FIG. 8 is a section on line 8--8 of FIG. 7. Latch 87 has a slanting face 92 that permits the latch to slide under rib 84 as the latch is pivoted into its locking position while the printing head is held by hand into the sub-housing. Latch 87 also has a flat top face 93 which firmly engages the corresponding lower face of rib 84. This top face causes an upward pressure on rib 84, and thus on the head, under the bias of spring 92, which suitably is a spring disc, e.g. of the type Belleville disc. This upward pressure causes lateral end 52 of the head to be firmly seated on the corresponding portion of bottom wall 47 of housing 19. The same clamping force occurs at the opposite side of the head where spring 93 causes latch 86 (in its closed position) to engage rib 83.
The invention is not limited to the embodiments described hereinbefore.

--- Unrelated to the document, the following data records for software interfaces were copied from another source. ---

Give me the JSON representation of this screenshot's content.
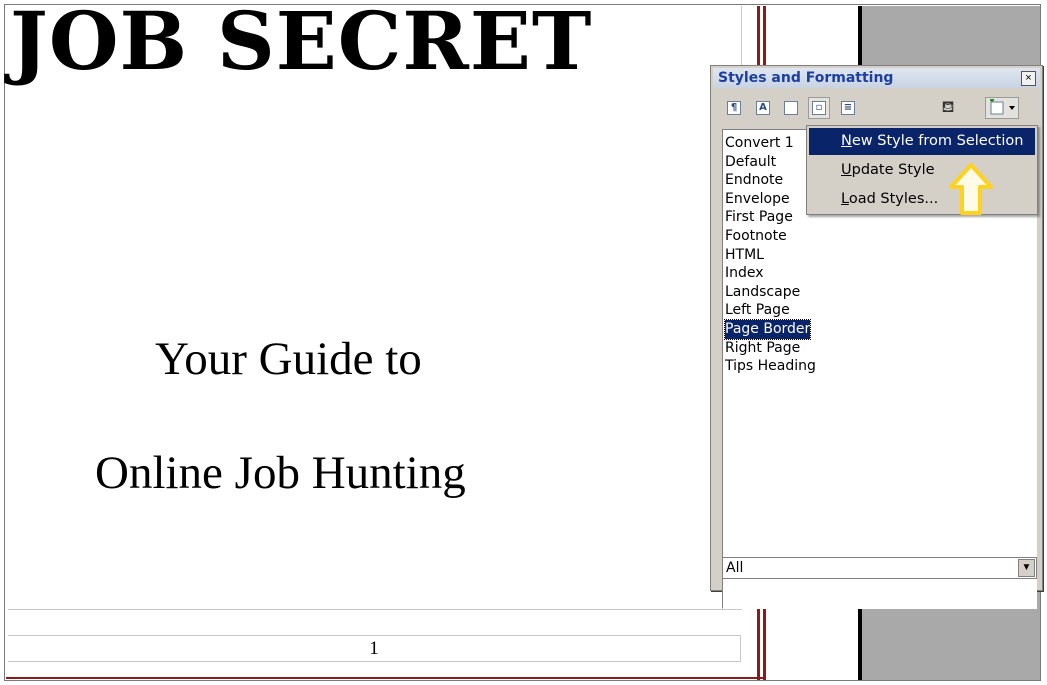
{
  "document": {
    "title": "JOB SECRET",
    "subtitle_line1": "Your Guide to",
    "subtitle_line2": "Online Job Hunting",
    "page_number": "1"
  },
  "panel": {
    "title": "Styles and Formatting",
    "close_glyph": "×",
    "toolbar": [
      {
        "name": "paragraph-styles",
        "icon": "paragraph-styles-icon"
      },
      {
        "name": "character-styles",
        "icon": "character-styles-icon"
      },
      {
        "name": "frame-styles",
        "icon": "frame-styles-icon"
      },
      {
        "name": "page-styles",
        "icon": "page-styles-icon"
      },
      {
        "name": "list-styles",
        "icon": "list-styles-icon"
      },
      {
        "name": "fill-format-mode",
        "icon": "paint-bucket-icon"
      },
      {
        "name": "new-style-from-selection",
        "icon": "new-style-icon"
      }
    ],
    "styles": [
      "Convert 1",
      "Default",
      "Endnote",
      "Envelope",
      "First Page",
      "Footnote",
      "HTML",
      "Index",
      "Landscape",
      "Left Page",
      "Page Border",
      "Right Page",
      "Tips Heading"
    ],
    "selected_style": "Page Border",
    "filter_value": "All"
  },
  "menu": {
    "items": [
      {
        "label_u": "N",
        "label_rest": "ew Style from Selection"
      },
      {
        "label_u": "U",
        "label_rest": "pdate Style"
      },
      {
        "label_u": "L",
        "label_rest": "oad Styles..."
      }
    ]
  },
  "colors": {
    "highlight": "#0a246a",
    "panel_bg": "#d4d0c8",
    "title_text": "#1c3fa0",
    "annotation_arrow": "#ffd21f",
    "page_border_red": "#8b1a1a"
  }
}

The print head need not necessarily be mounted in a sub-housing for its cooling as described, but may as well be mounted freely in the main housing of the apparatus.
The print head can have at its rearside three shoulders or supporting points, thereby to ensure a three-points support for the head.
The supply and take-up rolls for the dye-donor ribbon need not necessarily be provided in a disposable cassette, but can also be supported in a dedicated frame, which is loaded by the operator with dye-donor ribbon outside of the apparatus. Suchlike arrangement is disclosed in our copending EP application no. 92 203 247.9 entitled "A dye ribbon package for use with a thermal printer and a method of loading the reloadable cassette of a thermal printer with a dye ribbon from a dye ribbon package", filed on 22.10.92.